Data about app and page elements
──────

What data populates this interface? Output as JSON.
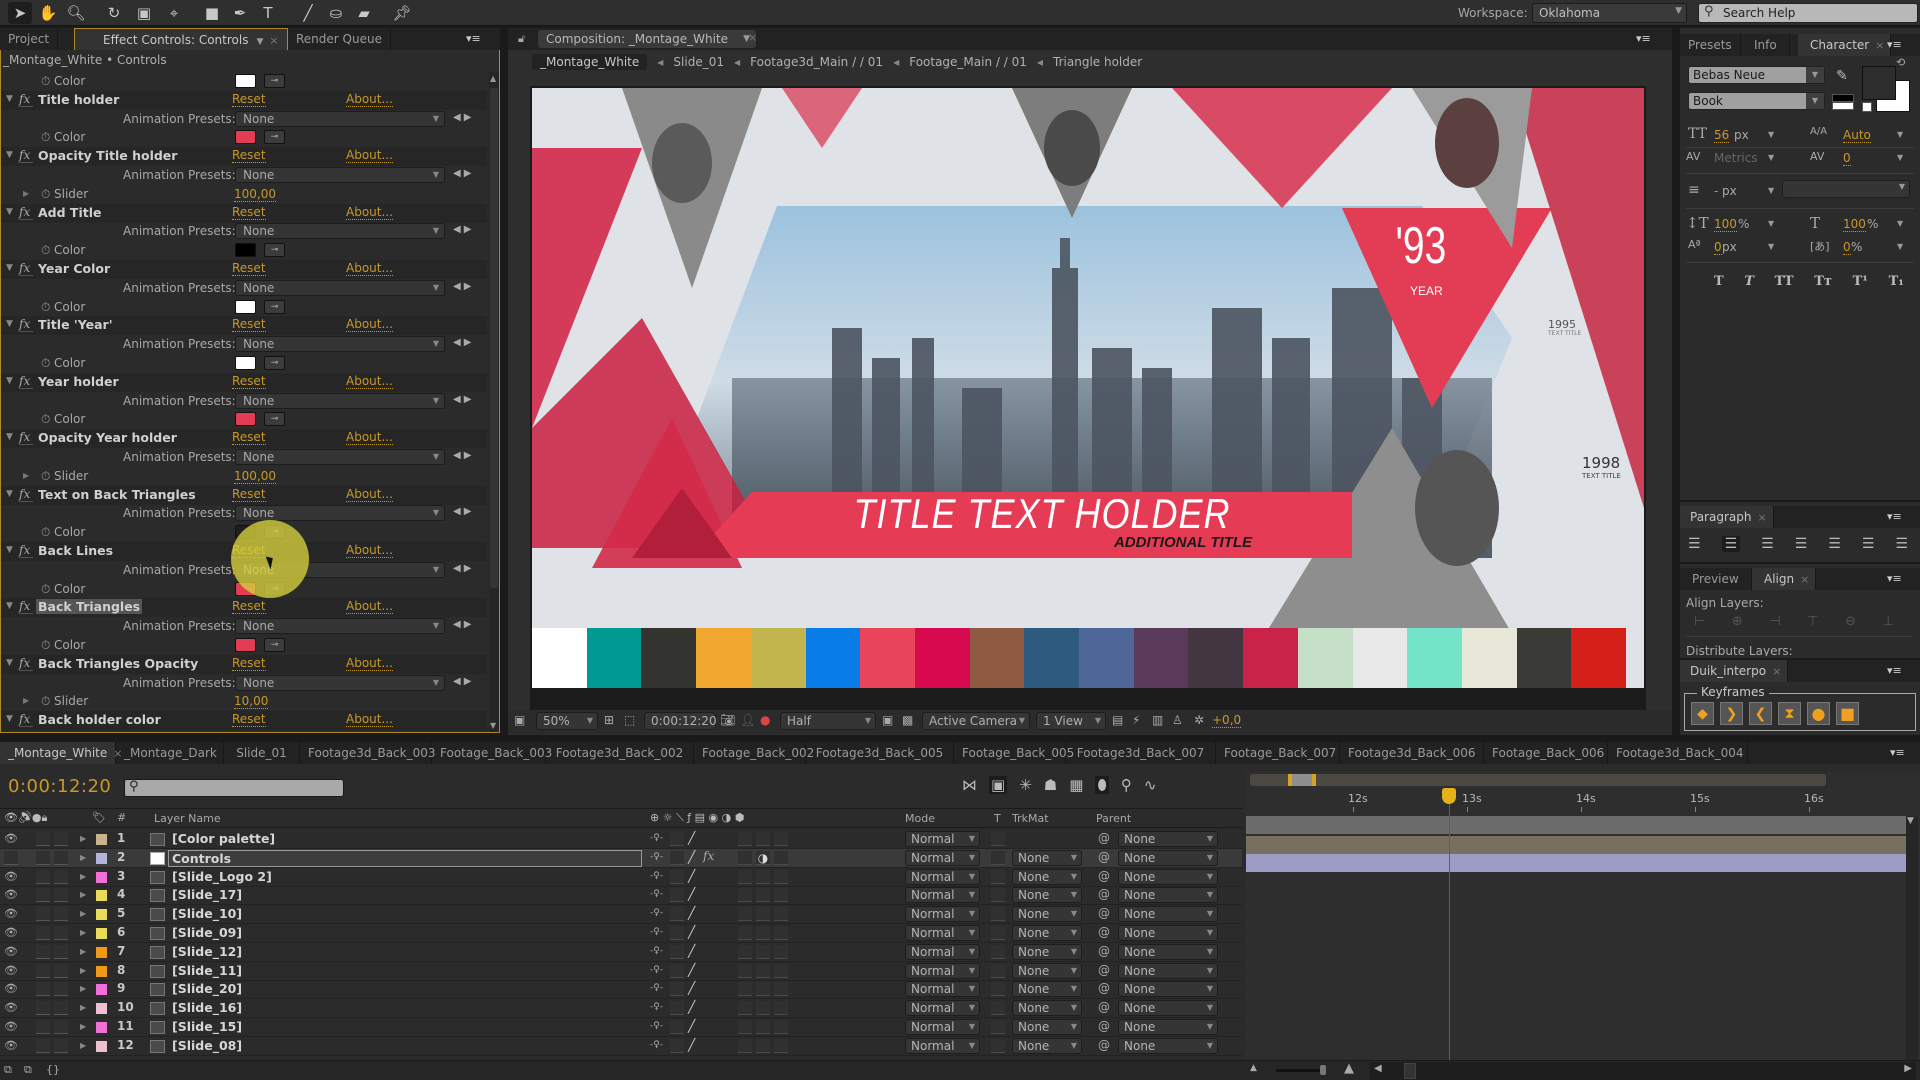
{
  "toolbar": {
    "tools": [
      "selection-tool",
      "hand-tool",
      "zoom-tool",
      "rotation-tool",
      "camera-tool",
      "pan-behind-tool",
      "rectangle-tool",
      "pen-tool",
      "type-tool",
      "brush-tool",
      "clone-stamp-tool",
      "eraser-tool",
      "puppet-pin-tool"
    ],
    "workspace_label": "Workspace:",
    "workspace_value": "Oklahoma",
    "search_placeholder": "Search Help"
  },
  "left_panel": {
    "tabs": [
      {
        "label": "Project"
      },
      {
        "label": "Effect Controls: Controls"
      },
      {
        "label": "Render Queue"
      }
    ],
    "breadcrumb": "_Montage_White • Controls",
    "reset_label": "Reset",
    "about_label": "About...",
    "presets_label": "Animation Presets:",
    "presets_value": "None",
    "top_color_row": {
      "label": "Color",
      "color": "#ffffff"
    },
    "effects": [
      {
        "name": "Title holder",
        "prop": "Color",
        "type": "color",
        "value": "#e23d55"
      },
      {
        "name": "Opacity Title holder",
        "prop": "Slider",
        "type": "slider",
        "value": "100,00"
      },
      {
        "name": "Add Title",
        "prop": "Color",
        "type": "color",
        "value": "#000000"
      },
      {
        "name": "Year Color",
        "prop": "Color",
        "type": "color",
        "value": "#ffffff"
      },
      {
        "name": "Title 'Year'",
        "prop": "Color",
        "type": "color",
        "value": "#ffffff"
      },
      {
        "name": "Year holder",
        "prop": "Color",
        "type": "color",
        "value": "#e23d55"
      },
      {
        "name": "Opacity Year holder",
        "prop": "Slider",
        "type": "slider",
        "value": "100,00"
      },
      {
        "name": "Text on Back Triangles",
        "prop": "Color",
        "type": "color",
        "value": "#1e1e1e"
      },
      {
        "name": "Back Lines",
        "prop": "Color",
        "type": "color",
        "value": "#e23d55"
      },
      {
        "name": "Back Triangles",
        "prop": "Color",
        "type": "color",
        "value": "#e23d55",
        "selected": true
      },
      {
        "name": "Back Triangles Opacity",
        "prop": "Slider",
        "type": "slider",
        "value": "10,00"
      },
      {
        "name": "Back holder color",
        "prop": "",
        "type": "header-only",
        "value": ""
      }
    ]
  },
  "composition": {
    "tab_label": "Composition: _Montage_White",
    "breadcrumbs": [
      "_Montage_White",
      "Slide_01",
      "Footage3d_Main / / 01",
      "Footage_Main / / 01",
      "Triangle holder"
    ],
    "preview": {
      "title": "TITLE TEXT HOLDER",
      "subtitle": "ADDITIONAL TITLE",
      "year_big": "'93",
      "year_label": "YEAR",
      "small_year_1": "1995",
      "small_title_1": "TEXT TITLE",
      "small_year_2": "1998",
      "small_title_2": "TEXT TITLE",
      "palette": [
        "#ffffff",
        "#009a92",
        "#33342f",
        "#f0a830",
        "#c3b64f",
        "#087de8",
        "#e8455a",
        "#d70a50",
        "#8e5a41",
        "#2e5a7e",
        "#4e6698",
        "#5a3a5a",
        "#433640",
        "#c9234a",
        "#c5dfc8",
        "#e8e8e8",
        "#74e4c8",
        "#e8e8da",
        "#3a3a36",
        "#d42018"
      ]
    },
    "footer": {
      "zoom": "50%",
      "timecode": "0:00:12:20",
      "resolution": "Half",
      "camera": "Active Camera",
      "views": "1 View",
      "exposure": "+0,0"
    }
  },
  "right_panel": {
    "tabs": [
      {
        "label": "Presets"
      },
      {
        "label": "Info"
      },
      {
        "label": "Character"
      }
    ],
    "character": {
      "font_family": "Bebas Neue",
      "font_style": "Book",
      "font_size": "56",
      "font_size_unit": "px",
      "leading": "Auto",
      "kerning": "Metrics",
      "tracking": "0",
      "stroke_width": "-",
      "stroke_unit": "px",
      "vertical_scale": "100",
      "horizontal_scale": "100",
      "baseline_shift": "0",
      "baseline_unit": "px",
      "tsume": "0",
      "percent": "%",
      "style_buttons": [
        "T",
        "T",
        "TT",
        "Tт",
        "T¹",
        "T₁"
      ]
    },
    "paragraph_tab": "Paragraph",
    "preview_tab": "Preview",
    "align_tab": "Align",
    "align_layers_label": "Align Layers:",
    "distribute_label": "Distribute Layers:",
    "duik_tab": "Duik_interpo",
    "keyframes_label": "Keyframes"
  },
  "timeline": {
    "tabs": [
      "_Montage_White",
      "_Montage_Dark",
      "Slide_01",
      "Footage3d_Back_003",
      "Footage_Back_003",
      "Footage3d_Back_002",
      "Footage_Back_002",
      "Footage3d_Back_005",
      "Footage_Back_005",
      "Footage3d_Back_007",
      "Footage_Back_007",
      "Footage3d_Back_006",
      "Footage_Back_006",
      "Footage3d_Back_004"
    ],
    "current_time": "0:00:12:20",
    "columns": {
      "num": "#",
      "layer_name": "Layer Name",
      "mode": "Mode",
      "t": "T",
      "trkmat": "TrkMat",
      "parent": "Parent"
    },
    "ruler_ticks": [
      "12s",
      "13s",
      "14s",
      "15s",
      "16s"
    ],
    "layers": [
      {
        "num": "1",
        "name": "[Color palette]",
        "label_color": "#c8b48c",
        "mode": "Normal",
        "trkmat": "",
        "parent": "None",
        "visible": true
      },
      {
        "num": "2",
        "name": "Controls",
        "label_color": "#b4b4dc",
        "mode": "Normal",
        "trkmat": "None",
        "parent": "None",
        "visible": false,
        "selected": true,
        "solid": true
      },
      {
        "num": "3",
        "name": "[Slide_Logo 2]",
        "label_color": "#f070d8",
        "mode": "Normal",
        "trkmat": "None",
        "parent": "None",
        "visible": true
      },
      {
        "num": "4",
        "name": "[Slide_17]",
        "label_color": "#e8dc5a",
        "mode": "Normal",
        "trkmat": "None",
        "parent": "None",
        "visible": true
      },
      {
        "num": "5",
        "name": "[Slide_10]",
        "label_color": "#e8dc5a",
        "mode": "Normal",
        "trkmat": "None",
        "parent": "None",
        "visible": true
      },
      {
        "num": "6",
        "name": "[Slide_09]",
        "label_color": "#e8dc5a",
        "mode": "Normal",
        "trkmat": "None",
        "parent": "None",
        "visible": true
      },
      {
        "num": "7",
        "name": "[Slide_12]",
        "label_color": "#ee9a18",
        "mode": "Normal",
        "trkmat": "None",
        "parent": "None",
        "visible": true
      },
      {
        "num": "8",
        "name": "[Slide_11]",
        "label_color": "#ee9a18",
        "mode": "Normal",
        "trkmat": "None",
        "parent": "None",
        "visible": true
      },
      {
        "num": "9",
        "name": "[Slide_20]",
        "label_color": "#f070d8",
        "mode": "Normal",
        "trkmat": "None",
        "parent": "None",
        "visible": true
      },
      {
        "num": "10",
        "name": "[Slide_16]",
        "label_color": "#ecc0d0",
        "mode": "Normal",
        "trkmat": "None",
        "parent": "None",
        "visible": true
      },
      {
        "num": "11",
        "name": "[Slide_15]",
        "label_color": "#f070d8",
        "mode": "Normal",
        "trkmat": "None",
        "parent": "None",
        "visible": true
      },
      {
        "num": "12",
        "name": "[Slide_08]",
        "label_color": "#ecc0d0",
        "mode": "Normal",
        "trkmat": "None",
        "parent": "None",
        "visible": true
      }
    ]
  }
}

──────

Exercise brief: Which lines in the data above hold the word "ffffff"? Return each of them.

Answer for this exercise:
      "color": "#ffffff"
        "value": "#ffffff"
        "value": "#ffffff"
        "#ffffff",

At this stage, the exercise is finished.